13000 to 8000 BC
The Natufians were the first sedentary people despite the lack of developed agriculture (Image: Mortar and pestle from Nahal Oren, Natufian, 12,500–9500 BC).
The Black Death (bubonic plague) reached Europe in the early 1300s due to the Mongol Invasion. It killed 75 to 200 million people between 1347 and 1350 alone.
Edward Jenner develops the vaccine against smallpox.
Late 18th to Early 19th Century
The Industrial Revolution began in Great Britain. Factories, mechanisation, mass production and the steam engine would change the world, but lead to an acceleration in environmental damage.
Sir Alexander Fleming discovered penicillin, the first mould-derived antibiotic molecule.
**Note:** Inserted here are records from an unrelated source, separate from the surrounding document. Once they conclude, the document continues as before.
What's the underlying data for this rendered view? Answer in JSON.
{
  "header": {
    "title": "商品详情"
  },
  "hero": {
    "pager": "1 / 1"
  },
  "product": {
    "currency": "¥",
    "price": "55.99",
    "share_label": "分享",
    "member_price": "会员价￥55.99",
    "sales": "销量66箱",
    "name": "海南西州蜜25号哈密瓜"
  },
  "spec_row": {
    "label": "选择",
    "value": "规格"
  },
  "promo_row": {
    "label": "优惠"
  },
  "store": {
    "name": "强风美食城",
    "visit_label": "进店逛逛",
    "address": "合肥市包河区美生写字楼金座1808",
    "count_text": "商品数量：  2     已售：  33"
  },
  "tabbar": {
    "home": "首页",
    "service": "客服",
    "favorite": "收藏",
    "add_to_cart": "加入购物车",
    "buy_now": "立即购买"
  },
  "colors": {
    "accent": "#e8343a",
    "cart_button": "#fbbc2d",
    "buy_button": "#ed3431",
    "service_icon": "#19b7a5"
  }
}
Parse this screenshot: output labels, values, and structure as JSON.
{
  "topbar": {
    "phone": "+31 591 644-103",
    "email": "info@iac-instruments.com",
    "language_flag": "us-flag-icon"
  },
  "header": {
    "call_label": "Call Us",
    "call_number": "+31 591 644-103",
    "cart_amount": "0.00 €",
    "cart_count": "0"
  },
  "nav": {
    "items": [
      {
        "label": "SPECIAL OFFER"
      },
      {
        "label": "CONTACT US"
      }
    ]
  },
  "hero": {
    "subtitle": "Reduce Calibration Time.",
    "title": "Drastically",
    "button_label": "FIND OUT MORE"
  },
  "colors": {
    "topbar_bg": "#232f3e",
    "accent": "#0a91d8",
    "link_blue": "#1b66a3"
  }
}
This was the silver bullet to many previously incurable bacterial infections.
1940 - 1945
The second World War prompted the first and hopefully last use of two atomic bombs over Hiroshima and Nagasaki in Japan.
1950 - 1960
The Green Revolution saw the introduction of mechanisation and chemical fertilisers in agriculture, greatly increasing yields but creating unsustainable practices and damaging the environment.
One of the most overlooked yet important breakthroughs in human history is the contraceptive pill, allowing woman to take a more active role in their reproductive health.
The Global Positioning System, provided by US-developed and owned satellites, helps the world to navigate on a daily basis.